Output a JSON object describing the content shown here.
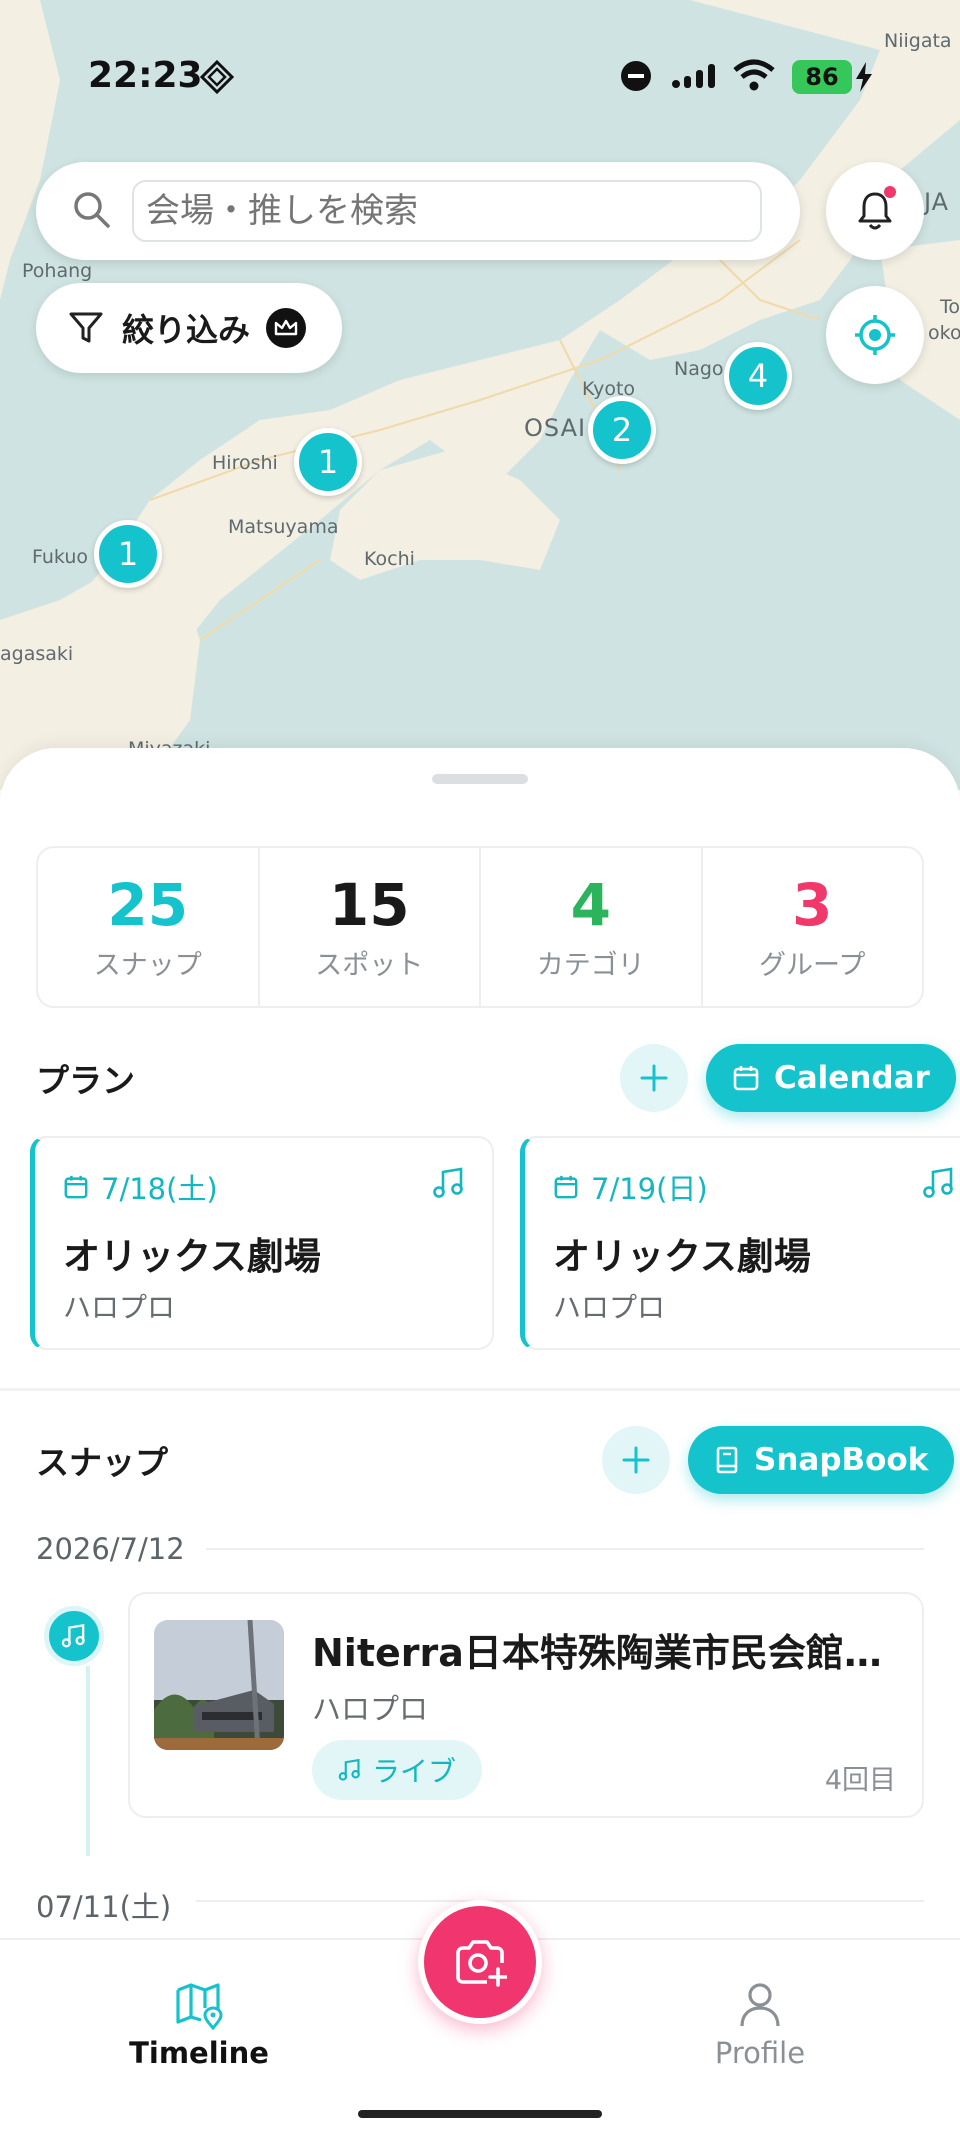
{
  "status_bar": {
    "time": "22:23",
    "battery": "86"
  },
  "map": {
    "labels": [
      "Niigata",
      "JA",
      "Pohang",
      "Kyoto",
      "Nago",
      "OSAI",
      "Hiroshi",
      "Matsuyama",
      "Kochi",
      "Fukuo",
      "agasaki",
      "To",
      "okol",
      "Miyazaki"
    ],
    "clusters": [
      "1",
      "1",
      "2",
      "4"
    ]
  },
  "search": {
    "placeholder": "会場・推しを検索"
  },
  "filter": {
    "label": "絞り込み"
  },
  "stats": [
    {
      "value": "25",
      "label": "スナップ",
      "color": "#14c3cc"
    },
    {
      "value": "15",
      "label": "スポット",
      "color": "#1a1a1a"
    },
    {
      "value": "4",
      "label": "カテゴリ",
      "color": "#2cb45d"
    },
    {
      "value": "3",
      "label": "グループ",
      "color": "#f0386b"
    }
  ],
  "plans": {
    "title": "プラン",
    "calendar_label": "Calendar",
    "cards": [
      {
        "date": "7/18(土)",
        "venue": "オリックス劇場",
        "artist": "ハロプロ"
      },
      {
        "date": "7/19(日)",
        "venue": "オリックス劇場",
        "artist": "ハロプロ"
      }
    ]
  },
  "snaps": {
    "title": "スナップ",
    "snapbook_label": "SnapBook",
    "groups": [
      {
        "date": "2026/7/12",
        "items": [
          {
            "title": "Niterra日本特殊陶業市民会館…",
            "artist": "ハロプロ",
            "tag": "ライブ",
            "count": "4回目"
          }
        ]
      },
      {
        "date": "07/11(土)",
        "items": []
      }
    ]
  },
  "tabbar": {
    "timeline": "Timeline",
    "profile": "Profile"
  },
  "colors": {
    "accent": "#14c3cc",
    "pink": "#f1356f",
    "green": "#2cb45d"
  },
  "icons": [
    "search-icon",
    "bell-icon",
    "locate-icon",
    "filter-icon",
    "crown-icon",
    "plus-icon",
    "calendar-icon",
    "music-icon",
    "book-icon",
    "camera-add-icon",
    "map-icon",
    "person-icon"
  ]
}
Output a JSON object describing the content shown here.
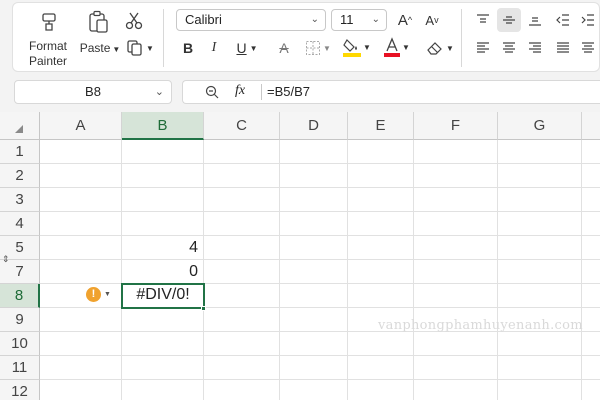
{
  "ribbon": {
    "clipboard": {
      "format_painter_label": "Format",
      "format_painter_label2": "Painter",
      "paste_label": "Paste",
      "cut_icon": "scissors-icon",
      "copy_icon": "copy-icon",
      "format_painter_icon": "paintbrush-icon",
      "paste_icon": "clipboard-icon"
    },
    "font": {
      "font_name": "Calibri",
      "font_size": "11",
      "bold": "B",
      "italic": "I",
      "underline": "U",
      "grow_font": "A",
      "shrink_font": "A",
      "font_color_accent": "#e81123",
      "highlight_accent": "#ffd800"
    }
  },
  "formula_bar": {
    "name_box": "B8",
    "fx_label": "fx",
    "formula": "=B5/B7"
  },
  "grid": {
    "columns": [
      "A",
      "B",
      "C",
      "D",
      "E",
      "F",
      "G"
    ],
    "rows": [
      "1",
      "2",
      "3",
      "4",
      "5",
      "7",
      "8",
      "9",
      "10",
      "11",
      "12"
    ],
    "active_column": "B",
    "active_row": "8",
    "cells": {
      "B5": "4",
      "B7": "0",
      "B8": "#DIV/0!"
    },
    "error_indicator_icon": "warning-icon",
    "accent_color": "#217346"
  },
  "watermark": "vanphongphamhuyenanh.com"
}
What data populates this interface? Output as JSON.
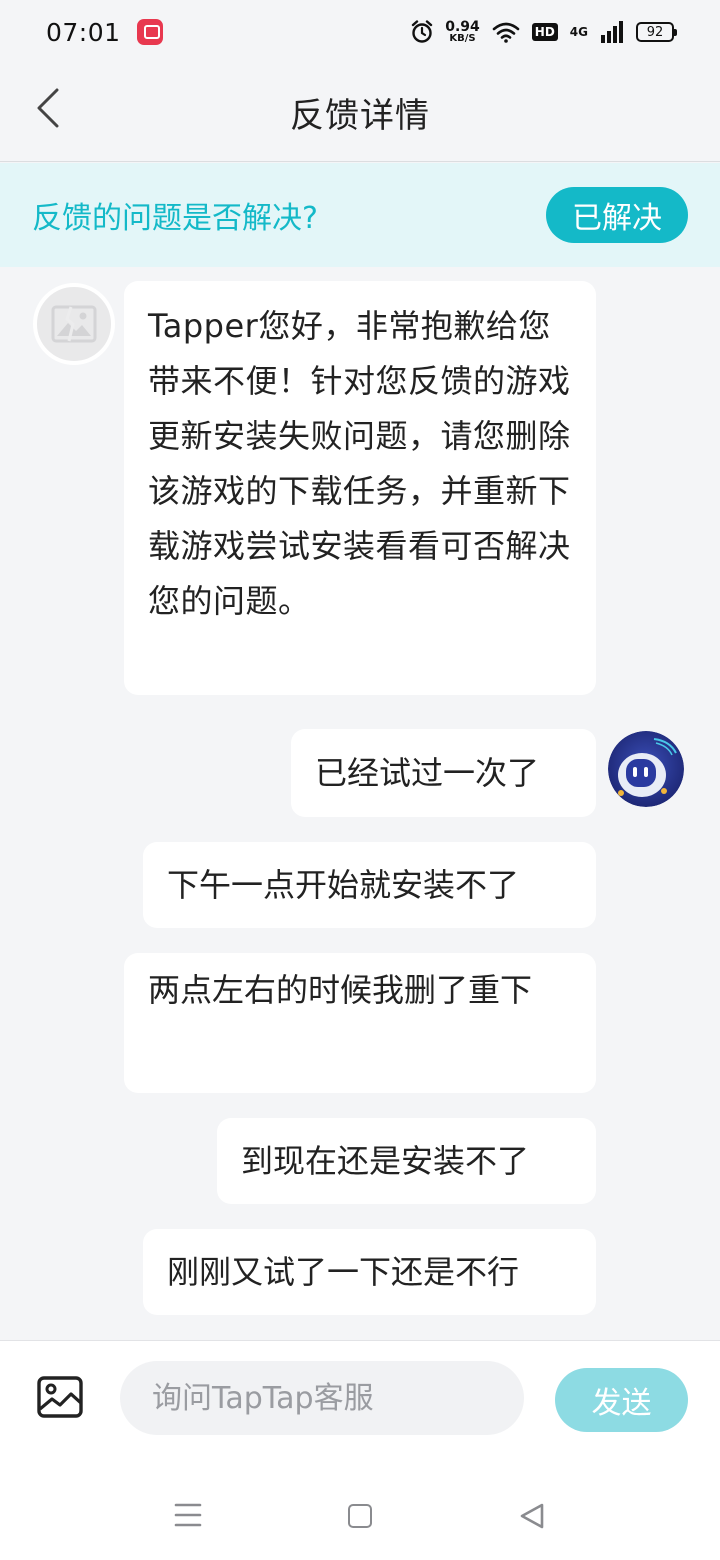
{
  "status_bar": {
    "time": "07:01",
    "net_speed_value": "0.94",
    "net_speed_unit": "KB/S",
    "hd_label": "HD",
    "network_label": "4G",
    "battery_level": "92",
    "icons": [
      "app-notification-icon",
      "alarm-icon",
      "wifi-icon",
      "signal-icon",
      "battery-icon"
    ]
  },
  "header": {
    "title": "反馈详情",
    "back_icon": "chevron-left-icon"
  },
  "resolve_banner": {
    "question": "反馈的问题是否解决?",
    "resolved_label": "已解决"
  },
  "chat": {
    "support_message": "Tapper您好，非常抱歉给您带来不便！针对您反馈的游戏更新安装失败问题，请您删除该游戏的下载任务，并重新下载游戏尝试安装看看可否解决您的问题。",
    "user_messages": [
      "已经试过一次了",
      "下午一点开始就安装不了",
      "两点左右的时候我删了重下",
      "到现在还是安装不了",
      "刚刚又试了一下还是不行"
    ]
  },
  "input_bar": {
    "placeholder": "询问TapTap客服",
    "send_label": "发送",
    "image_icon": "image-icon"
  },
  "nav_bar": {
    "icons": [
      "menu-icon",
      "home-icon",
      "back-triangle-icon"
    ]
  },
  "colors": {
    "accent": "#14b9c8",
    "banner_bg": "#e3f6f8",
    "send_disabled": "#8ddbe3",
    "page_bg": "#f4f5f7"
  }
}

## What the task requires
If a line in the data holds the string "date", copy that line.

## Written solution
        "date": "7/18(土)",
        "date": "7/19(日)",
        "date": "2026/7/12",
        "date": "07/11(土)",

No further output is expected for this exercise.